Greenland’s ice sheets are “melting like Swiss cheese” in real time.
In the film, Gore travels alongside Dr. Konrad Steffen where he witnesses Greenland’s ice sheets disappearing and developing holes like “Swiss cheese.” Scientists predict arctic summers may soon be ice free, and sea levels could rise as much as seven feet in coming years.
Climate change is a major threat to the world economy and international stability.
Experts surveyed before 2017 World Economic Forum in Davos called a catastrophe created by global warming the greatest threat to the world economy. In 2015, according to the UN, approximately 15 million people were forced to leave their homes due to weather damage. This may have impacted the international refugee crisis, and political instability in Europe. The current conflict in Syria was preceded by the worst drought in 900 years, which destroyed 60 percent of farms and 80 percent of livestock, drove 1.5 million more people into cities, and may have led to increased civil unrest.
To fix the climate crisis, we have to fix the democracy crisis.
Gore may be a “recovering politician trying not to relapse,” but he still thinks like a lawmaker. He continues to argue that big corporations have “hacked” the political system and are obstructing progress on climate change. Gore also recognizes that to succeed in reducing carbon emissions globally, we must navigate the politics of the developing world.
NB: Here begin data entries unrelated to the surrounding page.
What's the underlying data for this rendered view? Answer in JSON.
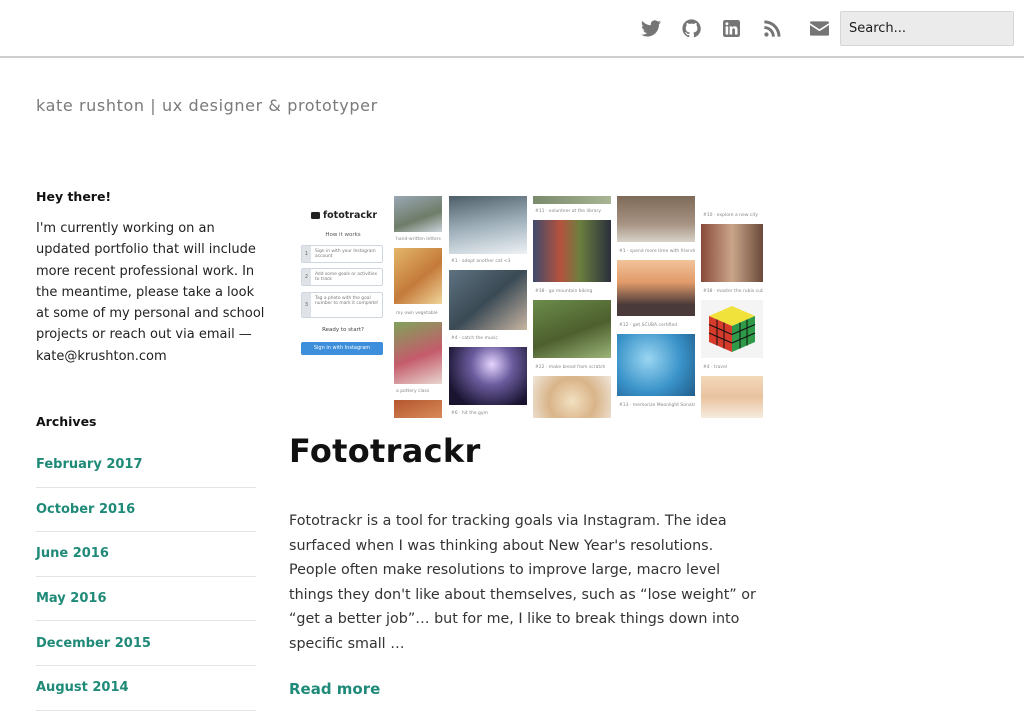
{
  "header": {
    "social_icons": [
      "twitter-icon",
      "github-icon",
      "linkedin-icon",
      "rss-icon",
      "envelope-icon"
    ],
    "search_placeholder": "Search..."
  },
  "site": {
    "title": "kate rushton | ux designer & prototyper"
  },
  "sidebar": {
    "intro_heading": "Hey there!",
    "intro_text": "I'm currently working on an updated portfolio that will include more recent professional work. In the meantime, please take a look at some of my personal and school projects or reach out via email — kate@krushton.com",
    "archives_heading": "Archives",
    "archives": [
      {
        "label": "February 2017"
      },
      {
        "label": "October 2016"
      },
      {
        "label": "June 2016"
      },
      {
        "label": "May 2016"
      },
      {
        "label": "December 2015"
      },
      {
        "label": "August 2014"
      }
    ]
  },
  "post": {
    "feature_image": {
      "logo": "fototrackr",
      "how_it_works": "How it works",
      "steps": [
        {
          "num": "1",
          "text": "Sign in with your Instagram account"
        },
        {
          "num": "2",
          "text": "Add some goals or activities to track"
        },
        {
          "num": "3",
          "text": "Tag a photo with the goal number to mark it complete!"
        }
      ],
      "ready": "Ready to start?",
      "button": "Sign in with Instagram",
      "captions": [
        "hand-written letters",
        "#1 · adopt another cat <3",
        "#11 · volunteer at the library",
        "#1 · spend more time with friends",
        "#10 · explore a new city",
        "my own vegetable",
        "#4 · catch the music",
        "#38 · go mountain biking",
        "#12 · get SCUBA certified",
        "#38 · master the rubix cube",
        "a pottery class",
        "#22 · make bread from scratch",
        "#13 · memorize Moonlight Sonata",
        "#6 · hit the gym",
        "#4 · travel"
      ]
    },
    "title": "Fototrackr",
    "excerpt": "Fototrackr is a tool for tracking goals via Instagram. The idea surfaced when I was thinking about New Year's resolutions. People often make resolutions to improve large, macro level things they don't like about themselves, such as “lose weight” or “get a better job”… but for me, I like to break things down into specific small …",
    "read_more": "Read more"
  },
  "colors": {
    "accent": "#1f8a78",
    "social_icon": "#757575",
    "search_bg": "#ebebeb",
    "site_title": "#7a7a7a"
  }
}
In the film, we see Gore meet with Indian politicians, and we hear their concerns about switching to clean energy. And at the 2015 United Nations Climate Change Conference in Paris, we watch as he helps negotiate a back channel deal that would encourage India to embrace solar energy and move away from fossil fuels.
A sustainable energy revolution is here.
In 2016, major investments were made in solar, wind, battery and electric vehicles, and financiers continued to see the economic potential of moving away from fossil fuels. The cost of solar has dropped by 85 percent in 10 years, and solar installations have increased exponentially, particularly in developing countries.
This movement has faced many obstacles, and Donald Trump is just one more.
Although Gore naturally supported Hillary Clinton’s presidential bid, he has said Trump is just another hurdle that can be overcome. At the Sundance Film Festival, Gore reiterated his optimism: “The will to act itself is a renewable resource,” he said. “No one person can stop this progress.”